PARIS (Reuters) – The French government has reached the broad outlines of an agreement with the European Commission on a state-backed refinancing plan to help strengthen Air France-KLM’s balance sheet, the Minister of Foreign Affairs said on Sunday. Finances, Bruno Le Maire.
The Mayor, speaking on LCI TV, declined to comment on the amount in question. He confirmed that the airline group’s board was due to meet on Monday to discuss and approve the package, as successive coronavirus shutdowns take their toll.
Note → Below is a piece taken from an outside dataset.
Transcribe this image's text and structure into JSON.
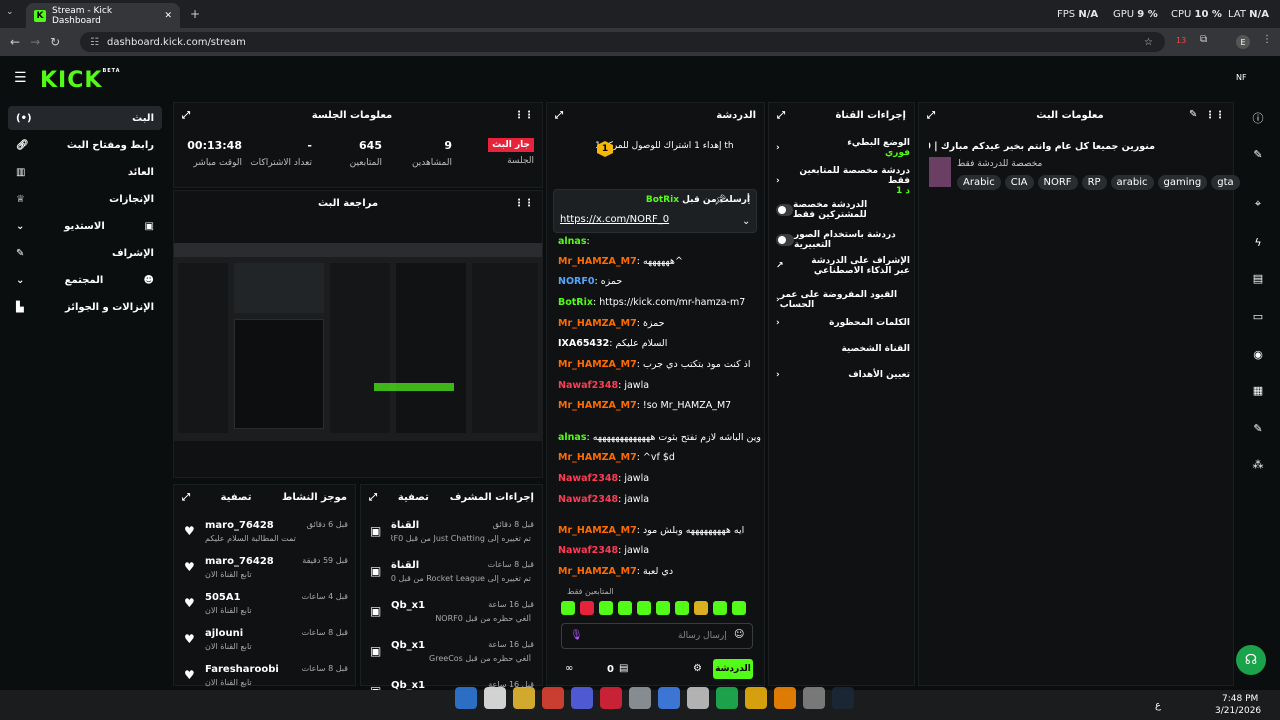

Air France-KLM, which received 10.4 billion euros ($ 12.2 billion) in government-guaranteed loans last year, discussed a multi-step recapitalization plan to alleviate debt resulting, sources said.
This will likely involve the conversion of a French state loan of 3 billion euros into hybrid instruments.
But the plan had been delayed by feuds over EU demands that Air France abandon the Paris-Orly take-off and landing slots as a condition.
The Mayor said the airline had given up some slots in the negotiations, but not the 24 initially requested by Brussels, which would have put Air France on a par with those ceded by German Lufthansa to Frankfurt and Munich in the part of its capital increase supported by the State.
“It was a long and difficult negotiation, but I think we have made a good deal with (EU competition chief) Margrethe Vestager,” said Le Maire.
France and the Netherlands each own nearly 14% of Air France-KLM, and the Dutch state has held separate talks with the EU on converting its € 1 billion loan to KLM into hybrid debt in exchange for slot concessions at Amsterdam-Schiphol.
Reporting by Sarah White and Jean-Stephane Brosse; Editing by Andrew Cawthorne and Alison Williams